What I am more concerned about is the idea that this action was a symbol of people enforcing the law themselves because the legal authorities did not perform their job properly. In short, the burning was an act of vigilantism. Now that’s a serious matter. Expressing your thoughts publicly is a right guaranteed by the Constitution. Enforcing the law by yourself? Not so fast.
Why should people be prevented from enforcing the law by themselves? Why can’t we let them to do what the authorities should actually do in the first place? We’ve seen many cases when we feel so helpless with law enforcement in Indonesia that some of us think it’s acceptable for certain criminals to be tried by the masses. It would be more efficient, and it serves them right. Right?
The answer is no. Despite the alluring character of vigilante acts in movies and comics (who doesn’t love superheroes crushing criminals that cannot be touched by the law?), it is not efficient at all if we allow people to assume the role of judge and jury.
First, there are procedural standards that must be satisfied before we can punish someone for conducting criminal activities. Although there are costs associated with such a process, we still need it simply to avoid additional costs that might occur in case we punish the wrong person. The less the chance of being punished, the cheaper the cost of doing crime and the higher the cost to the society.
Second, there should also be a clear standard of violation for enforcing the law. You can’t simply punish an act if you can’t justify the adverse effects to society or certain individuals. Moreover, even when you think you are being harmed by an act, we should also consider whether the benefits of having such an act would still be bigger than its costs. In antimonopoly law, we call this the rule of reason analysis. We determine whether an act should be deemed illegal based on its economic effects to the welfare of the society.
Third, the remedy should also be clear. If we feel that an act adversely affects a person, such a person would be entitled to a remedy. In such a case, we must ensure that the remedy is fair and proportionate to the damages caused by the act. If you can’t justify the damages, there should be no remedy — it’s as simple as that.
This is why in a war of thoughts, it is very tricky to satisfy the three elements above. We can’t accurately judge the correctness of a thought if it stays only as a thought. We can’t assess the damages caused by a thought if it only affects your thoughts. And therefore, we can’t declare a proper remedy for the damages that are non-existent.
There are better ways to fight a thought, and one of them is making a counterargument which I am currently doing through this article. You are free to attack other people’s thoughts, but that war should stay in the realm of words.
Asking law enforcement to join the debate or thinking that you may represent them will only complicate the process. Without clear guidelines, it will become another waste of tax payer money and create unnecessary social unrest.

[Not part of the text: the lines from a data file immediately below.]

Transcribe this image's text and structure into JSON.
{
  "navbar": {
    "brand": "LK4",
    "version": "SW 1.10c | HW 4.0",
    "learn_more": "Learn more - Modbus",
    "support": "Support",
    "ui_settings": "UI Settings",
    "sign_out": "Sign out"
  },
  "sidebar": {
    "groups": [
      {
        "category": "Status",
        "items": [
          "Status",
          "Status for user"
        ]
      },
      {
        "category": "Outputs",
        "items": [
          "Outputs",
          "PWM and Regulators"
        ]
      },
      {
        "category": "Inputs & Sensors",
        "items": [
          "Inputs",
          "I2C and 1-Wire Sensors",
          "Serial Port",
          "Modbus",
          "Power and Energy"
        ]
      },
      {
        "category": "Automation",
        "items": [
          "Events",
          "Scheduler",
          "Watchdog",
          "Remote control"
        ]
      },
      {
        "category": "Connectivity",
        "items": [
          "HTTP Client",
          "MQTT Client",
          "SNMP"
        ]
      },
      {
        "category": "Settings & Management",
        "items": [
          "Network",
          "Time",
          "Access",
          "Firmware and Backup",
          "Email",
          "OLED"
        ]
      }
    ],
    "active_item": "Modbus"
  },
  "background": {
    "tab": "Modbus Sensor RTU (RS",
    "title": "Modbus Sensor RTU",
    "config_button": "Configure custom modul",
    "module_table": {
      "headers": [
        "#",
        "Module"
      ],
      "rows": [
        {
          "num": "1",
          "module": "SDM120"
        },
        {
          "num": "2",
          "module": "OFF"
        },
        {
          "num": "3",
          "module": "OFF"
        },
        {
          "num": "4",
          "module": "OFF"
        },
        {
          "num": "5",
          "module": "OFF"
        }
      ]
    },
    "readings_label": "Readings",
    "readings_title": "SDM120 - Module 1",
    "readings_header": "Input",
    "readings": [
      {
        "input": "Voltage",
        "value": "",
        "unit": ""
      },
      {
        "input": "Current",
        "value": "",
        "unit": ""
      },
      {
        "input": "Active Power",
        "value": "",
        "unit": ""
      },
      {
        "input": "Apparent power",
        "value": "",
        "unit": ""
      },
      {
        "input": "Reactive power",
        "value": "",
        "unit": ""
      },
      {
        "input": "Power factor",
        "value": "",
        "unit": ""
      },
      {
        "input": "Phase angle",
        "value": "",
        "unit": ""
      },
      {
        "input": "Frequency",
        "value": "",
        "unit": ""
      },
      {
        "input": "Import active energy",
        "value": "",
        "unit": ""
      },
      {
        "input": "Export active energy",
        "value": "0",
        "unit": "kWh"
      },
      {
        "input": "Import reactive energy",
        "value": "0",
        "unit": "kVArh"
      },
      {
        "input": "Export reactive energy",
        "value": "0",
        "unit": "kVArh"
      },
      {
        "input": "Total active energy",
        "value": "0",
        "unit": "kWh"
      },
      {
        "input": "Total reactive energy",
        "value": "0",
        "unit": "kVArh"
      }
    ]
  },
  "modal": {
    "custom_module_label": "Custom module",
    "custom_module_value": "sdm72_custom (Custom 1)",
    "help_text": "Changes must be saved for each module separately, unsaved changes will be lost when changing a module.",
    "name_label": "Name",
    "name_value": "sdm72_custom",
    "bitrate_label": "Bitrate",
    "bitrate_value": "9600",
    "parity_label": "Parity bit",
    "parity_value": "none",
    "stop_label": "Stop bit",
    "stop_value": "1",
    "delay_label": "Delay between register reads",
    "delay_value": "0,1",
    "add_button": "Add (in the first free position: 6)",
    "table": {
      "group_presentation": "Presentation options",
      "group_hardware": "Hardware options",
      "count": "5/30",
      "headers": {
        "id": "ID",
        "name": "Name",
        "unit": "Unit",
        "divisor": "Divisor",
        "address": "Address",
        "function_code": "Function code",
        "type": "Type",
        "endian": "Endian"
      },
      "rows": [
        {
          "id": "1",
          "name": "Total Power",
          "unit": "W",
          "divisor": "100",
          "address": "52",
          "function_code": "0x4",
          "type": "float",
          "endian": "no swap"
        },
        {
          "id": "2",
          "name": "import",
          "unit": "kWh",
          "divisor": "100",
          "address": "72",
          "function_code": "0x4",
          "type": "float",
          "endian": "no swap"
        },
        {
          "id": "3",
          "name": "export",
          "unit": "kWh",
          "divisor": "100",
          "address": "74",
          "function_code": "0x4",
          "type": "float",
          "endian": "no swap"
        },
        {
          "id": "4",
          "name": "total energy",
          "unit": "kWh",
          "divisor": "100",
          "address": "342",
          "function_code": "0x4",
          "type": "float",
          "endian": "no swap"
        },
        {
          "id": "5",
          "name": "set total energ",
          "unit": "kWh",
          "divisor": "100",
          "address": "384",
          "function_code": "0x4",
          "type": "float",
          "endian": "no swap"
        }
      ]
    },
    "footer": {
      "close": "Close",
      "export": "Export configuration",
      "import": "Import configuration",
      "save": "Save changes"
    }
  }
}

Fight your war by yourself and fight it decently.
This article first published at http://www.pramoctavy.com/2012/03/books-burning-and-danger-of-self-law.html. We have had the author’s permission to syndicate the article.